Please figure out how many lines in the material contain "Security", and give only that number.
^^^^^^^^^^^^^^^^
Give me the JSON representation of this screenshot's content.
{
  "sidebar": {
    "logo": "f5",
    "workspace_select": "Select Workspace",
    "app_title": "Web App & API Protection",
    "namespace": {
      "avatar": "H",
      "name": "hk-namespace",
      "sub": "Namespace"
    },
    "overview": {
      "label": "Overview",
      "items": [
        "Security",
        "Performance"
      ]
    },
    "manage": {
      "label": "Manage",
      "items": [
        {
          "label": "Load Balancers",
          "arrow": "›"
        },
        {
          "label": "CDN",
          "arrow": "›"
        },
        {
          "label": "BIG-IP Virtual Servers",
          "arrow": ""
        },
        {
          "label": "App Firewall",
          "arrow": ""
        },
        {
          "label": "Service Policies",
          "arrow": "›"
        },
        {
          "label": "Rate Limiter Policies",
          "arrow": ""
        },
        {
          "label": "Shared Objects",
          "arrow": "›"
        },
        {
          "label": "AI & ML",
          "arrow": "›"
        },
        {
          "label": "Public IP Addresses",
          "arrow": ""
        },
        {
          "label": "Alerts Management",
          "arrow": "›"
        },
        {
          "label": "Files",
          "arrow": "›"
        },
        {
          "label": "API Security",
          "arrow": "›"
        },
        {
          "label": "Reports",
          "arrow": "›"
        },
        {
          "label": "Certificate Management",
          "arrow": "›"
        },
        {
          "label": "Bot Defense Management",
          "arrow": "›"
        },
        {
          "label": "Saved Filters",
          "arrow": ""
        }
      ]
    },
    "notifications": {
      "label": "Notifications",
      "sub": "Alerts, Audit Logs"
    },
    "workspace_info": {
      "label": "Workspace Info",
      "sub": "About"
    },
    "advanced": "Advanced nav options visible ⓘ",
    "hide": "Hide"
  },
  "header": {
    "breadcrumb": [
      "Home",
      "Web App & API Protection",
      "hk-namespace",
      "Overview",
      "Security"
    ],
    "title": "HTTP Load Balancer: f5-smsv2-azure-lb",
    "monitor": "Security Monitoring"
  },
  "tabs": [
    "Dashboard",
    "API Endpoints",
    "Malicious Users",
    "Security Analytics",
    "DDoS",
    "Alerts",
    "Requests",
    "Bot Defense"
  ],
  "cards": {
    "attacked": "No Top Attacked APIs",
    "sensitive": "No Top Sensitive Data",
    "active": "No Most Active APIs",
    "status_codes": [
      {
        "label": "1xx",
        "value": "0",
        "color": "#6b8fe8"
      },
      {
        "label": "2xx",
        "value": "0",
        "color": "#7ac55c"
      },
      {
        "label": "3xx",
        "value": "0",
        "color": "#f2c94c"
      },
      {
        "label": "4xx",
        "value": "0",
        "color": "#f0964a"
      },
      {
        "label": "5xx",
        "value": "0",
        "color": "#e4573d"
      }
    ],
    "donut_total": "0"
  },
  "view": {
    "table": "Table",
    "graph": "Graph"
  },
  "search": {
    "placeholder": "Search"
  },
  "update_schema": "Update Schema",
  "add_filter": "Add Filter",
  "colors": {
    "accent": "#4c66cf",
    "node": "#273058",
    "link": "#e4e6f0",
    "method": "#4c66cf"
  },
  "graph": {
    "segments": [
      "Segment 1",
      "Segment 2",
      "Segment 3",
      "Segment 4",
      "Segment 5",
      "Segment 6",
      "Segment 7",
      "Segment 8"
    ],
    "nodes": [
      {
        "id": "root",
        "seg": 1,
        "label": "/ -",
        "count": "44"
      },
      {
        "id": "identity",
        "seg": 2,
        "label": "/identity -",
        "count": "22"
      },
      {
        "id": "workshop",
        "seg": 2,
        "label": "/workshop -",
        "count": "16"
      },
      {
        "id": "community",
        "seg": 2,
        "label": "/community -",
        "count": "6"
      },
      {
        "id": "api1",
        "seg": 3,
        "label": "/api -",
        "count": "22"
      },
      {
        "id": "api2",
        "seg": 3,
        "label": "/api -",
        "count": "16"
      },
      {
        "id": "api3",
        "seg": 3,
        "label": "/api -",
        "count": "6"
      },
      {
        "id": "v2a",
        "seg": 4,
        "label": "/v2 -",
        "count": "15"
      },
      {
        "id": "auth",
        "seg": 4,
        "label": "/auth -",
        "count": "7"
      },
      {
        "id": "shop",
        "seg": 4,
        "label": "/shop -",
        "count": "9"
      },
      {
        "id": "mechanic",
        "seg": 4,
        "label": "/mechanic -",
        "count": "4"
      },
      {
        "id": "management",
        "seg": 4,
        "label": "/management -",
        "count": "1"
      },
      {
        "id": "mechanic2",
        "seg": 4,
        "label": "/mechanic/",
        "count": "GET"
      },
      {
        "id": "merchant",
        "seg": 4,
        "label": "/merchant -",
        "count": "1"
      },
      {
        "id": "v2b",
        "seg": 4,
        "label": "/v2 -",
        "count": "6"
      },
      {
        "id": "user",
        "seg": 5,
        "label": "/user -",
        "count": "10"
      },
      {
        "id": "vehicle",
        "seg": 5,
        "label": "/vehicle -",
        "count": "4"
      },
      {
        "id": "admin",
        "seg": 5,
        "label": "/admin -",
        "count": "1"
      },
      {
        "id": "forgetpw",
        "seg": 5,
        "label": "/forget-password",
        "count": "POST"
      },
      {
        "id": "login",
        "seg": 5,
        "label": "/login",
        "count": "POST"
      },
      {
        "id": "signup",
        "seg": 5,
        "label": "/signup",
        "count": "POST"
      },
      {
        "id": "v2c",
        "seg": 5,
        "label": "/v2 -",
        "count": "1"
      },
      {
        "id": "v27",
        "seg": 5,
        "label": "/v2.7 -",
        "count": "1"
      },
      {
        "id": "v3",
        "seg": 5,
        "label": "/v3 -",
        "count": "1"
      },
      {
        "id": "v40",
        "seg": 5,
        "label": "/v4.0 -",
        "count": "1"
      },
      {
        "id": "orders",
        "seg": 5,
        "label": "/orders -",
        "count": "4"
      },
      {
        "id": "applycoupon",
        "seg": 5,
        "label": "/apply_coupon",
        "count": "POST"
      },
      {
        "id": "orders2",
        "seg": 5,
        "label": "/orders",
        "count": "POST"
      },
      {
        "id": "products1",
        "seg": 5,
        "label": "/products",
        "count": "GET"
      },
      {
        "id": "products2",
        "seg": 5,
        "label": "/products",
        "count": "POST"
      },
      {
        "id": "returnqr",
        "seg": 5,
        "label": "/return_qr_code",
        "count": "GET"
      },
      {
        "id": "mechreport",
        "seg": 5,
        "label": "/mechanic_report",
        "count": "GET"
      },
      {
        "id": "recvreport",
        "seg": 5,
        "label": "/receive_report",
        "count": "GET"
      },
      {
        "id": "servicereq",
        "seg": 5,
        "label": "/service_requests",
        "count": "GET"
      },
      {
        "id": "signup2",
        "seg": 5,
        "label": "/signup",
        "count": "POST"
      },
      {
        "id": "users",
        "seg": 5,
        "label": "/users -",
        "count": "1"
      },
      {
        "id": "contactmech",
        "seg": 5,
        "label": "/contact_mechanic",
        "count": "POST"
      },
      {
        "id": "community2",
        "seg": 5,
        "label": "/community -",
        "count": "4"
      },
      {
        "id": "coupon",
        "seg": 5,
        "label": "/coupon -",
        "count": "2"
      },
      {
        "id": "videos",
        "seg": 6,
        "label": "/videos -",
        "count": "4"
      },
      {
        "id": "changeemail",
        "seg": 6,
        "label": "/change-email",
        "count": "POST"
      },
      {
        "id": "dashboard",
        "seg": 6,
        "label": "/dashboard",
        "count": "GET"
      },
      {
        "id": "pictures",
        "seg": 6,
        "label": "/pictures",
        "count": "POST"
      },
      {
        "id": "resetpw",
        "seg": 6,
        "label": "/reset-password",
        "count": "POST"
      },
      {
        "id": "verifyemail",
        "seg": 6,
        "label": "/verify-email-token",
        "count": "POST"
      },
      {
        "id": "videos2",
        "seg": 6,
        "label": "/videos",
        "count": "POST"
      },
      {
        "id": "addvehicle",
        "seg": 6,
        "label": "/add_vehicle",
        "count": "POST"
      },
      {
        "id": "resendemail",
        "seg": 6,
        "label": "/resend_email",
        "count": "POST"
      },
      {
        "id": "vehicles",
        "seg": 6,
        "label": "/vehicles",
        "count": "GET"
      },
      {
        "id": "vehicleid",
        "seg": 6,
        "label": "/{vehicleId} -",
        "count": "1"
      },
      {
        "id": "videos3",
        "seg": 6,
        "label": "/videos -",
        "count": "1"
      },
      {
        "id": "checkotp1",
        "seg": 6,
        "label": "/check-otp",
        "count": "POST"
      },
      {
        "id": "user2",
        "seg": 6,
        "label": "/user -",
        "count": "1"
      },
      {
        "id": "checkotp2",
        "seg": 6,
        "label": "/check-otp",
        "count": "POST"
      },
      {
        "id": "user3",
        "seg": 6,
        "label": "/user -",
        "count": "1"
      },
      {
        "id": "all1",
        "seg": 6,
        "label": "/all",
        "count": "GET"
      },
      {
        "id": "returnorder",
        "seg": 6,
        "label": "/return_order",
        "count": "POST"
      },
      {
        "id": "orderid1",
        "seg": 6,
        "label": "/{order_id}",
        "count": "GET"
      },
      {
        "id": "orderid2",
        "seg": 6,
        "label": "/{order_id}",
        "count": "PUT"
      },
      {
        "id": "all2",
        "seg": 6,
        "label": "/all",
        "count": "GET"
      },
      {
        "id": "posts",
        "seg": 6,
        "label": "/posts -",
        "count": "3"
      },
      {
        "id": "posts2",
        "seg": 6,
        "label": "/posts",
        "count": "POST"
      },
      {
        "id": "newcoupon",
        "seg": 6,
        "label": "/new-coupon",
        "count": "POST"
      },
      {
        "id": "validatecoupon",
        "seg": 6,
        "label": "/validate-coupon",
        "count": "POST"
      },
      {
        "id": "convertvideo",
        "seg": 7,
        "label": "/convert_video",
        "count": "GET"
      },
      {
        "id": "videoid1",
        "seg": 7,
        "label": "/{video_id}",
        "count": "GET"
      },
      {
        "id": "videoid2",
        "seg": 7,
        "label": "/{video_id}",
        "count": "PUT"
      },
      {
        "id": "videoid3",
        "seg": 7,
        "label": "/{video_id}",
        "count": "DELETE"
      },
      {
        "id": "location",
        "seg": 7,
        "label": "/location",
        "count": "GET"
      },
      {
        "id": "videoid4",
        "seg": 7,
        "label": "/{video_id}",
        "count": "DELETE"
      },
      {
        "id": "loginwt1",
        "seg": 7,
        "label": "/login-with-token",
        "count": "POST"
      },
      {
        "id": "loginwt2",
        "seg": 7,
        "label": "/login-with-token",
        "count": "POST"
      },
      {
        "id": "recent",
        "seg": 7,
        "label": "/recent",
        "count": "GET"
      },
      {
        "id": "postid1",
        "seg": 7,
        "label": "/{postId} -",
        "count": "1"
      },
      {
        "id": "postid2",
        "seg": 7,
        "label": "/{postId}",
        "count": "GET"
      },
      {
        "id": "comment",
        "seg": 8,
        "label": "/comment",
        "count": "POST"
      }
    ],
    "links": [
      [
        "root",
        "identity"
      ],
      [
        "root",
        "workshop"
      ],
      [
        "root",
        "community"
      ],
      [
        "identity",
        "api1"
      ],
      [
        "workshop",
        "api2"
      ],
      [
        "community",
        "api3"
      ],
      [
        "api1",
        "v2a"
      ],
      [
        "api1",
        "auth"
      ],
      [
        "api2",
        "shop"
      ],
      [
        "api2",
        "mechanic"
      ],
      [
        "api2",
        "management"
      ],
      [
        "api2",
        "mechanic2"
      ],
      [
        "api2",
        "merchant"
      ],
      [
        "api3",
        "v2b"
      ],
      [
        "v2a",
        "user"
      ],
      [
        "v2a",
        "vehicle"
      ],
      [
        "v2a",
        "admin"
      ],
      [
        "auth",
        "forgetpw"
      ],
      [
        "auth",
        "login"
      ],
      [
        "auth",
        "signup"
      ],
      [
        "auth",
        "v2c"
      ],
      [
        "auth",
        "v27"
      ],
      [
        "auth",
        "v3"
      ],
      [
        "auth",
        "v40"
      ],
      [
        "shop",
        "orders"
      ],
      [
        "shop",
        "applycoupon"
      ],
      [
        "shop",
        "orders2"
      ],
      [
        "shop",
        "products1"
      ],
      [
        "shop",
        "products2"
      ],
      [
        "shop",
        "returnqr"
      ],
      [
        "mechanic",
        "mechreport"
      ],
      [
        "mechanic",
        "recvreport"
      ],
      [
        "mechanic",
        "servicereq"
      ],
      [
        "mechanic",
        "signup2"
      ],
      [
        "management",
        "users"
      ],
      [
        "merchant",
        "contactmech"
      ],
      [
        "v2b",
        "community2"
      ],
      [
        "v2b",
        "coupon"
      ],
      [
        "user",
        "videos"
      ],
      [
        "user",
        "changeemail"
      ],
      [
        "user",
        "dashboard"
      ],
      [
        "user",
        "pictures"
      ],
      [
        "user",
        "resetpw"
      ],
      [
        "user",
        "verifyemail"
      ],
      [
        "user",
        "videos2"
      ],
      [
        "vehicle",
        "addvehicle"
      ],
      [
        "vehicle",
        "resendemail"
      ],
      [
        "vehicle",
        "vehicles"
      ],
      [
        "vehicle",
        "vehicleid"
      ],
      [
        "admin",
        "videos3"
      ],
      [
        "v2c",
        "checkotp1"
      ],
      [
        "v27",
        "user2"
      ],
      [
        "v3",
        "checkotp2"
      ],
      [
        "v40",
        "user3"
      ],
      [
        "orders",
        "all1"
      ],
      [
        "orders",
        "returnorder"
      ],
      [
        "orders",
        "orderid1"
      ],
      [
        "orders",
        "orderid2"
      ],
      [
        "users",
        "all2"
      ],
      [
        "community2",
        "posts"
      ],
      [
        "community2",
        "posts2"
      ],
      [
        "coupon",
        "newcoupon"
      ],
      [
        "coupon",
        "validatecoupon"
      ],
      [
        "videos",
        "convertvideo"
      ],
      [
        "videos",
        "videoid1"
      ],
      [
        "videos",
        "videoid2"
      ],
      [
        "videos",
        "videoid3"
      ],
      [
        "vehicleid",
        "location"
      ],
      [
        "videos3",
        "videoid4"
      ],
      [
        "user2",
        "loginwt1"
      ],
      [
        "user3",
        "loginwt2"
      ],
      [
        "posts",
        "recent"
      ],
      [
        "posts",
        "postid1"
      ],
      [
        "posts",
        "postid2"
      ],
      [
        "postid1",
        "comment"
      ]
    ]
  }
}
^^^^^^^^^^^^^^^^
## [Answer below]
5